(Recorded data)
-- Opening Marker --
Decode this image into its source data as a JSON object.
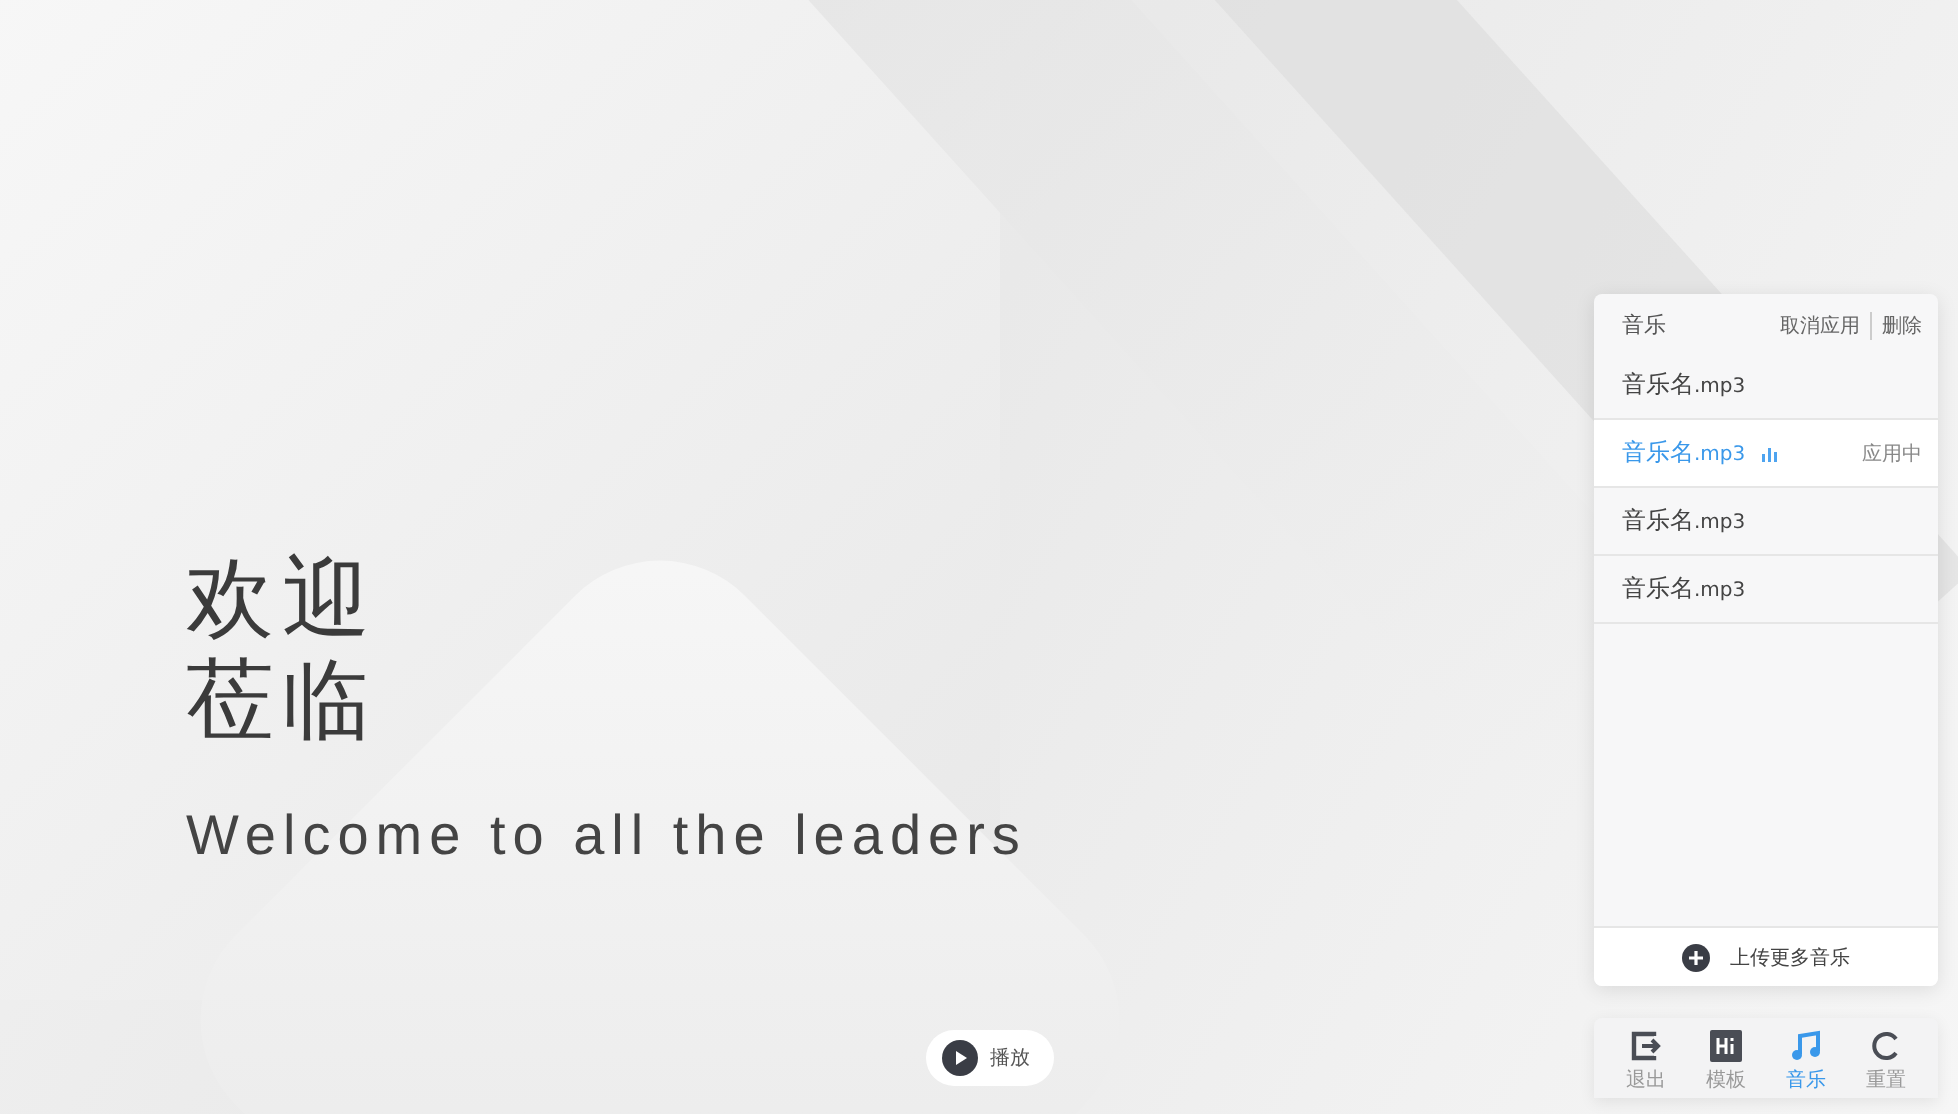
{
  "welcome": {
    "title_lines": [
      "欢迎",
      "莅临"
    ],
    "subtitle": "Welcome to all the leaders"
  },
  "play_button": {
    "label": "播放"
  },
  "music_panel": {
    "title": "音乐",
    "actions": [
      "取消应用",
      "删除"
    ],
    "items": [
      {
        "name": "音乐名",
        "ext": ".mp3",
        "selected": false
      },
      {
        "name": "音乐名",
        "ext": ".mp3",
        "selected": true,
        "status": "应用中"
      },
      {
        "name": "音乐名",
        "ext": ".mp3",
        "selected": false
      },
      {
        "name": "音乐名",
        "ext": ".mp3",
        "selected": false
      }
    ],
    "upload_label": "上传更多音乐"
  },
  "toolbar": [
    {
      "kind": "exit",
      "label": "退出",
      "selected": false
    },
    {
      "kind": "template",
      "label": "模板",
      "selected": false
    },
    {
      "kind": "music",
      "label": "音乐",
      "selected": true
    },
    {
      "kind": "reset",
      "label": "重置",
      "selected": false
    }
  ]
}
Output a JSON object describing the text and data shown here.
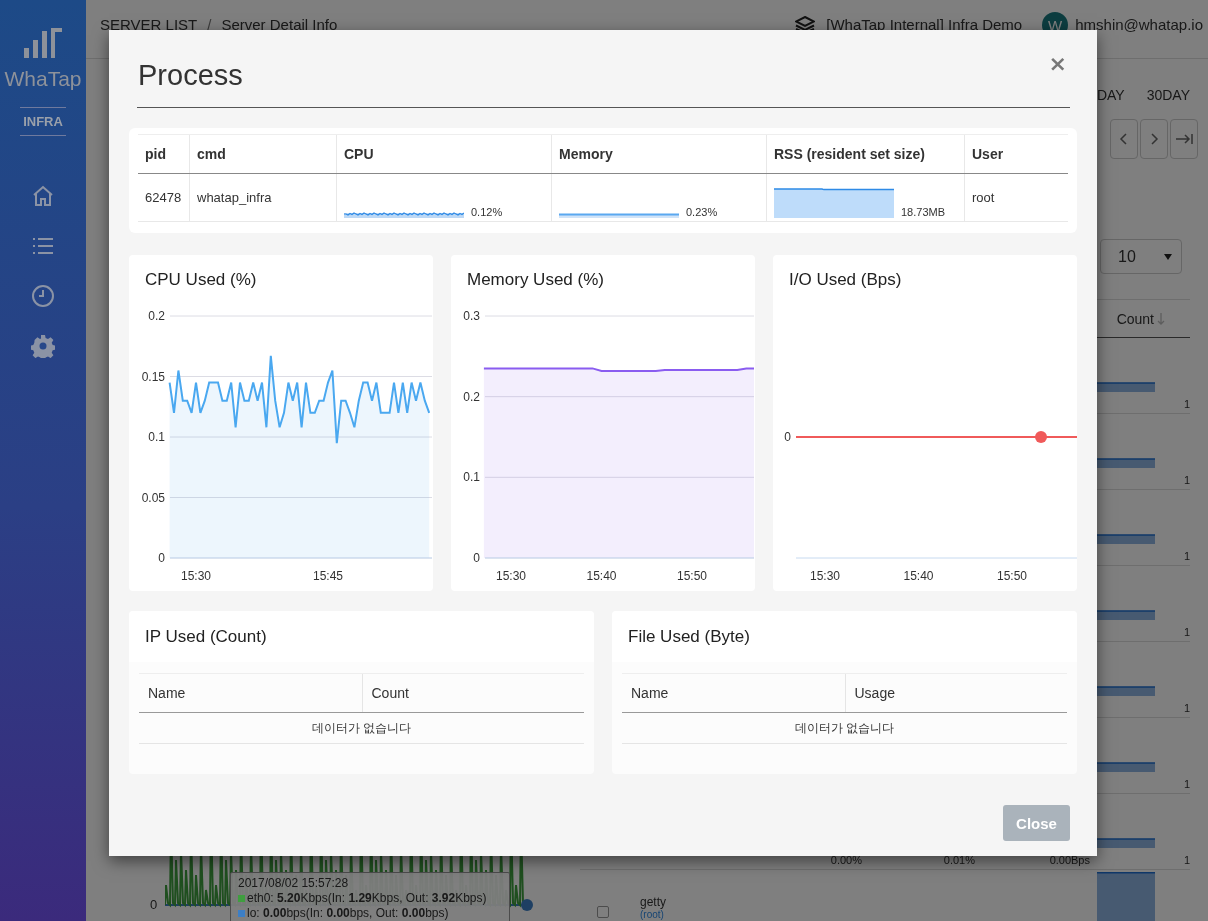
{
  "sidebar": {
    "logo_text": "WhaTap",
    "product": "INFRA"
  },
  "header": {
    "breadcrumb": [
      "SERVER LIST",
      "Server Detail Info"
    ],
    "separator": "/",
    "workspace": "[WhaTap Internal] Infra Demo",
    "avatar_letter": "W",
    "user_email": "hmshin@whatap.io"
  },
  "range_options": [
    "DAY",
    "30DAY"
  ],
  "page_size": "10",
  "server_table": {
    "sort_column": "Count",
    "rows": [
      {
        "count": "1"
      },
      {
        "count": "1"
      },
      {
        "count": "1"
      },
      {
        "count": "1"
      },
      {
        "count": "1"
      },
      {
        "count": "1"
      },
      {
        "cpu": "0.00%",
        "memory": "0.01%",
        "network": "0.00Bps",
        "count": "1"
      },
      {
        "name": "getty",
        "user": "(root)",
        "checked": false
      }
    ]
  },
  "network_chart": {
    "y_label": "0",
    "tooltip": {
      "time": "2017/08/02 15:57:28",
      "series": [
        {
          "color": "#3f9e3f",
          "text": "eth0: **5.20**Kbps(In: **1.29**Kbps, Out: **3.92**Kbps)"
        },
        {
          "color": "#3d7fc6",
          "text": "lo: **0.00**bps(In: **0.00**bps, Out: **0.00**bps)"
        }
      ]
    }
  },
  "modal": {
    "title": "Process",
    "close_icon": "×",
    "process_table": {
      "columns": [
        "pid",
        "cmd",
        "CPU",
        "Memory",
        "RSS (resident set size)",
        "User"
      ],
      "rows": [
        {
          "pid": "62478",
          "cmd": "whatap_infra",
          "cpu": "0.12%",
          "memory": "0.23%",
          "rss": "18.73MB",
          "user": "root"
        }
      ]
    },
    "charts": [
      {
        "title": "CPU Used (%)",
        "chart_data": {
          "type": "area",
          "grid": true,
          "ylim": [
            0,
            0.2
          ],
          "yticks": [
            0,
            0.05,
            0.1,
            0.15,
            0.2
          ],
          "categories": [
            null,
            null,
            null,
            null,
            null,
            null,
            "15:30",
            null,
            null,
            null,
            null,
            null,
            null,
            null,
            null,
            null,
            null,
            null,
            null,
            null,
            null,
            null,
            null,
            null,
            null,
            null,
            null,
            null,
            null,
            null,
            null,
            null,
            null,
            null,
            null,
            null,
            "15:45",
            null,
            null,
            null,
            null,
            null,
            null,
            null,
            null,
            null,
            null,
            null,
            null,
            null,
            null,
            null,
            null,
            null,
            null,
            null,
            null,
            null,
            null,
            null
          ],
          "series": [
            {
              "color": "#4aa8f0",
              "values": [
                0.145,
                0.12,
                0.155,
                0.13,
                0.13,
                0.12,
                0.145,
                0.12,
                0.13,
                0.145,
                0.145,
                0.145,
                0.13,
                0.13,
                0.145,
                0.108,
                0.145,
                0.13,
                0.13,
                0.145,
                0.13,
                0.145,
                0.108,
                0.167,
                0.13,
                0.108,
                0.12,
                0.145,
                0.13,
                0.145,
                0.108,
                0.145,
                0.12,
                0.12,
                0.13,
                0.13,
                0.145,
                0.155,
                0.095,
                0.13,
                0.13,
                0.12,
                0.108,
                0.13,
                0.145,
                0.145,
                0.13,
                0.145,
                0.12,
                0.12,
                0.12,
                0.145,
                0.12,
                0.145,
                0.12,
                0.145,
                0.13,
                0.145,
                0.13,
                0.12
              ]
            }
          ]
        }
      },
      {
        "title": "Memory Used (%)",
        "chart_data": {
          "type": "area",
          "grid": true,
          "ylim": [
            0,
            0.3
          ],
          "yticks": [
            0,
            0.1,
            0.2,
            0.3
          ],
          "categories": [
            null,
            null,
            null,
            "15:30",
            null,
            null,
            null,
            null,
            null,
            null,
            null,
            null,
            null,
            "15:40",
            null,
            null,
            null,
            null,
            null,
            null,
            null,
            null,
            null,
            "15:50",
            null,
            null,
            null,
            null,
            null,
            null,
            null
          ],
          "series": [
            {
              "color": "#8a5cf0",
              "values": [
                0.235,
                0.235,
                0.235,
                0.235,
                0.235,
                0.235,
                0.235,
                0.235,
                0.235,
                0.235,
                0.235,
                0.235,
                0.235,
                0.232,
                0.232,
                0.232,
                0.232,
                0.232,
                0.232,
                0.232,
                0.233,
                0.233,
                0.233,
                0.233,
                0.233,
                0.233,
                0.233,
                0.233,
                0.233,
                0.235,
                0.235
              ]
            }
          ]
        }
      },
      {
        "title": "I/O Used (Bps)",
        "y_label": "0",
        "x_labels": [
          "15:30",
          "15:40",
          "15:50"
        ]
      }
    ],
    "tables": [
      {
        "title": "IP Used (Count)",
        "columns": [
          "Name",
          "Count"
        ],
        "empty_text": "데이터가 없습니다"
      },
      {
        "title": "File Used (Byte)",
        "columns": [
          "Name",
          "Usage"
        ],
        "empty_text": "데이터가 없습니다"
      }
    ],
    "close_button": "Close"
  }
}
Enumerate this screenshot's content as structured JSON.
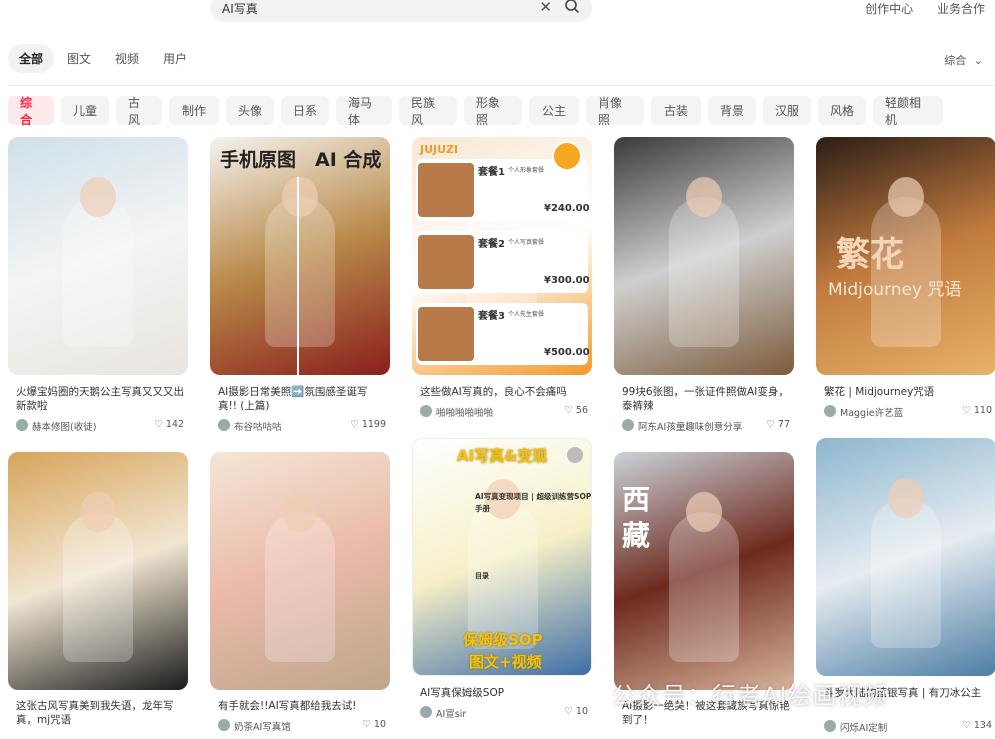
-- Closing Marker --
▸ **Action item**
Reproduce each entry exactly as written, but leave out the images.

▸ **Answer box**
Decode this image into its source data as a JSON object.
{
  "welcome": {
    "title_lines": [
      "欢迎",
      "莅临"
    ],
    "subtitle": "Welcome to all the leaders"
  },
  "play_button": {
    "label": "播放"
  },
  "music_panel": {
    "title": "音乐",
    "actions": [
      "取消应用",
      "删除"
    ],
    "items": [
      {
        "name": "音乐名",
        "ext": ".mp3",
        "selected": false
      },
      {
        "name": "音乐名",
        "ext": ".mp3",
        "selected": true,
        "status": "应用中"
      },
      {
        "name": "音乐名",
        "ext": ".mp3",
        "selected": false
      },
      {
        "name": "音乐名",
        "ext": ".mp3",
        "selected": false
      }
    ],
    "upload_label": "上传更多音乐"
  },
  "toolbar": [
    {
      "kind": "exit",
      "label": "退出",
      "selected": false
    },
    {
      "kind": "template",
      "label": "模板",
      "selected": false
    },
    {
      "kind": "music",
      "label": "音乐",
      "selected": true
    },
    {
      "kind": "reset",
      "label": "重置",
      "selected": false
    }
  ]
}
Output a JSON object describing the text and data shown here.
{
  "sidebar": {
    "logo_text": "WhaTap",
    "product": "INFRA"
  },
  "header": {
    "breadcrumb": [
      "SERVER LIST",
      "Server Detail Info"
    ],
    "separator": "/",
    "workspace": "[WhaTap Internal] Infra Demo",
    "avatar_letter": "W",
    "user_email": "hmshin@whatap.io"
  },
  "range_options": [
    "DAY",
    "30DAY"
  ],
  "page_size": "10",
  "server_table": {
    "sort_column": "Count",
    "rows": [
      {
        "count": "1"
      },
      {
        "count": "1"
      },
      {
        "count": "1"
      },
      {
        "count": "1"
      },
      {
        "count": "1"
      },
      {
        "count": "1"
      },
      {
        "cpu": "0.00%",
        "memory": "0.01%",
        "network": "0.00Bps",
        "count": "1"
      },
      {
        "name": "getty",
        "user": "(root)",
        "checked": false
      }
    ]
  },
  "network_chart": {
    "y_label": "0",
    "tooltip": {
      "time": "2017/08/02 15:57:28",
      "series": [
        {
          "color": "#3f9e3f",
          "text": "eth0: **5.20**Kbps(In: **1.29**Kbps, Out: **3.92**Kbps)"
        },
        {
          "color": "#3d7fc6",
          "text": "lo: **0.00**bps(In: **0.00**bps, Out: **0.00**bps)"
        }
      ]
    }
  },
  "modal": {
    "title": "Process",
    "close_icon": "×",
    "process_table": {
      "columns": [
        "pid",
        "cmd",
        "CPU",
        "Memory",
        "RSS (resident set size)",
        "User"
      ],
      "rows": [
        {
          "pid": "62478",
          "cmd": "whatap_infra",
          "cpu": "0.12%",
          "memory": "0.23%",
          "rss": "18.73MB",
          "user": "root"
        }
      ]
    },
    "charts": [
      {
        "title": "CPU Used (%)",
        "chart_data": {
          "type": "area",
          "grid": true,
          "ylim": [
            0,
            0.2
          ],
          "yticks": [
            0,
            0.05,
            0.1,
            0.15,
            0.2
          ],
          "categories": [
            null,
            null,
            null,
            null,
            null,
            null,
            "15:30",
            null,
            null,
            null,
            null,
            null,
            null,
            null,
            null,
            null,
            null,
            null,
            null,
            null,
            null,
            null,
            null,
            null,
            null,
            null,
            null,
            null,
            null,
            null,
            null,
            null,
            null,
            null,
            null,
            null,
            "15:45",
            null,
            null,
            null,
            null,
            null,
            null,
            null,
            null,
            null,
            null,
            null,
            null,
            null,
            null,
            null,
            null,
            null,
            null,
            null,
            null,
            null,
            null,
            null
          ],
          "series": [
            {
              "color": "#4aa8f0",
              "values": [
                0.145,
                0.12,
                0.155,
                0.13,
                0.13,
                0.12,
                0.145,
                0.12,
                0.13,
                0.145,
                0.145,
                0.145,
                0.13,
                0.13,
                0.145,
                0.108,
                0.145,
                0.13,
                0.13,
                0.145,
                0.13,
                0.145,
                0.108,
                0.167,
                0.13,
                0.108,
                0.12,
                0.145,
                0.13,
                0.145,
                0.108,
                0.145,
                0.12,
                0.12,
                0.13,
                0.13,
                0.145,
                0.155,
                0.095,
                0.13,
                0.13,
                0.12,
                0.108,
                0.13,
                0.145,
                0.145,
                0.13,
                0.145,
                0.12,
                0.12,
                0.12,
                0.145,
                0.12,
                0.145,
                0.12,
                0.145,
                0.13,
                0.145,
                0.13,
                0.12
              ]
            }
          ]
        }
      },
      {
        "title": "Memory Used (%)",
        "chart_data": {
          "type": "area",
          "grid": true,
          "ylim": [
            0,
            0.3
          ],
          "yticks": [
            0,
            0.1,
            0.2,
            0.3
          ],
          "categories": [
            null,
            null,
            null,
            "15:30",
            null,
            null,
            null,
            null,
            null,
            null,
            null,
            null,
            null,
            "15:40",
            null,
            null,
            null,
            null,
            null,
            null,
            null,
            null,
            null,
            "15:50",
            null,
            null,
            null,
            null,
            null,
            null,
            null
          ],
          "series": [
            {
              "color": "#8a5cf0",
              "values": [
                0.235,
                0.235,
                0.235,
                0.235,
                0.235,
                0.235,
                0.235,
                0.235,
                0.235,
                0.235,
                0.235,
                0.235,
                0.235,
                0.232,
                0.232,
                0.232,
                0.232,
                0.232,
                0.232,
                0.232,
                0.233,
                0.233,
                0.233,
                0.233,
                0.233,
                0.233,
                0.233,
                0.233,
                0.233,
                0.235,
                0.235
              ]
            }
          ]
        }
      },
      {
        "title": "I/O Used (Bps)",
        "y_label": "0",
        "x_labels": [
          "15:30",
          "15:40",
          "15:50"
        ]
      }
    ],
    "tables": [
      {
        "title": "IP Used (Count)",
        "columns": [
          "Name",
          "Count"
        ],
        "empty_text": "데이터가 없습니다"
      },
      {
        "title": "File Used (Byte)",
        "columns": [
          "Name",
          "Usage"
        ],
        "empty_text": "데이터가 없습니다"
      }
    ],
    "close_button": "Close"
  }
}
Enumerate this screenshot's content as structured JSON.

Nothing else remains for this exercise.